No-Fault Insurance for Motorcyclists
Rider aid and motorcyclist insurance policies differ greatly from driver policies. The general public and even many motorcyclists are not aware that motorcyclists are unable to purchase No-Fault Insurance.
What is No-Fault and why is it important?
No-Fault covers a driver’s medical expenses and lost wages while they recuperate from an accident. So if you’ve been in an automobile accident, No-Fault Insurance may cover your medical expenses and salary while you are recovering, and while you re-train (physical or occupational therapy) in order to return to work.
Why are motorcyclists NOT covered?
In the United States, a motorcycle is classified as a “recreational” vehicle (like an ATV or a boat) and, as such, does NOT qualify for No-Fault Insurance coverage like an automobile—even though it has to be inspected, insured, and registered like an automobile. Because of the “recreational” vehicle classification, its use and any subsequent accidents are not covered by the No-Fault condition.

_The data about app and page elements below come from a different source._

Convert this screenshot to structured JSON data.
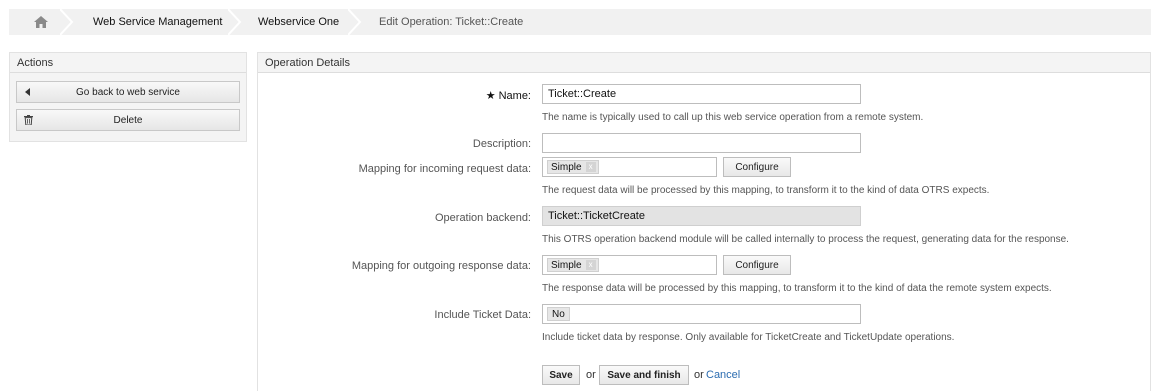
{
  "breadcrumb": {
    "home_icon": "home-icon",
    "items": [
      "Web Service Management",
      "Webservice One",
      "Edit Operation: Ticket::Create"
    ]
  },
  "sidebar": {
    "title": "Actions",
    "buttons": [
      {
        "label": "Go back to web service",
        "icon": "caret-left-icon"
      },
      {
        "label": "Delete",
        "icon": "trash-icon"
      }
    ]
  },
  "main": {
    "title": "Operation Details",
    "name": {
      "required_marker": "★",
      "label": "Name:",
      "value": "Ticket::Create",
      "hint": "The name is typically used to call up this web service operation from a remote system."
    },
    "description": {
      "label": "Description:",
      "value": ""
    },
    "incoming_mapping": {
      "label": "Mapping for incoming request data:",
      "value": "Simple",
      "remove": "x",
      "configure": "Configure",
      "hint": "The request data will be processed by this mapping, to transform it to the kind of data OTRS expects."
    },
    "backend": {
      "label": "Operation backend:",
      "value": "Ticket::TicketCreate",
      "hint": "This OTRS operation backend module will be called internally to process the request, generating data for the response."
    },
    "outgoing_mapping": {
      "label": "Mapping for outgoing response data:",
      "value": "Simple",
      "remove": "x",
      "configure": "Configure",
      "hint": "The response data will be processed by this mapping, to transform it to the kind of data the remote system expects."
    },
    "include_ticket_data": {
      "label": "Include Ticket Data:",
      "value": "No",
      "hint": "Include ticket data by response. Only available for TicketCreate and TicketUpdate operations."
    },
    "footer": {
      "save": "Save",
      "or1": "or",
      "save_finish": "Save and finish",
      "or2": "or",
      "cancel": "Cancel"
    }
  }
}
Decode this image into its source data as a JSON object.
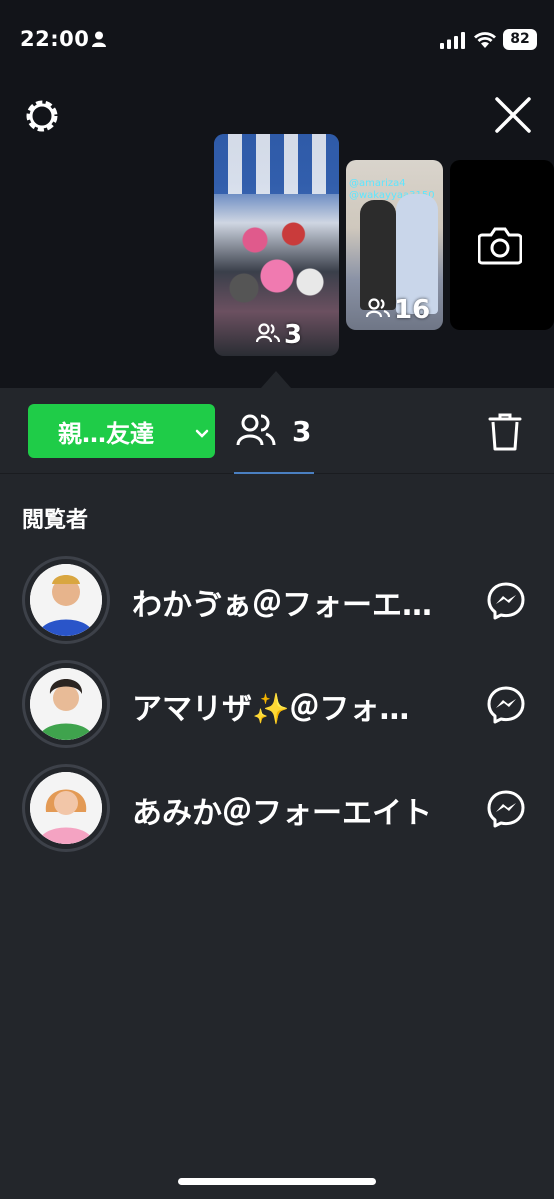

To compound the motorcyclist’s insurance dilemma, many health insurance plans contain clauses that DO NOT COVER SPORTS RELATED INJURIES; only illnesses. So, while you have No-Fault Insurance coverage for auto accidents; homeowner’s insurance and Worker’s Compensation to cover you at home and work in case of accident, if you are injured while skydiving, hiking, rock climbing, or motorcycling…you are on your own.
The worst part is that most people find this out when it’s too late—when they are in the Emergency Room.
Additional No-Fault Facts
What do I do if my expenses exceed the $50,000 available under No-Fault?
When the basic No-Fault benefits are consumed, you may apply for Additional No-Fault (Additional PIP) benefits either from the vehicle you occupied or any auto policy of a related member of your household. Additional PIP is an optional coverage which is usually not expensive. If no Additional PIP benefits are available, you may make a claim to your standard health insurance to pay for your medical expenses. You may also be eligible for Federal Social Security Disability benefits. In addition to the above, you can also sue the party responsible for the accident, in order to recover the costs that you paid which exceed your policy limit.
What if the vehicle involved was a motorcycle?
If you are the operator or passenger of a motorcycle involved in an accident, you are excluded from No-Fault benefits (you may sue from first dollar loss). If you were a pedestrian struck by a motorcycle, you should file a claim with the insurer of the motorcycle. If it is not insured, then you may file the claim with the insurer of a household family relative who had an auto policy at the time of the accident. If there was no auto policy in the household, you should file a claim with the Motor Vehicle Accident Indemnification Corporation (MVAIC).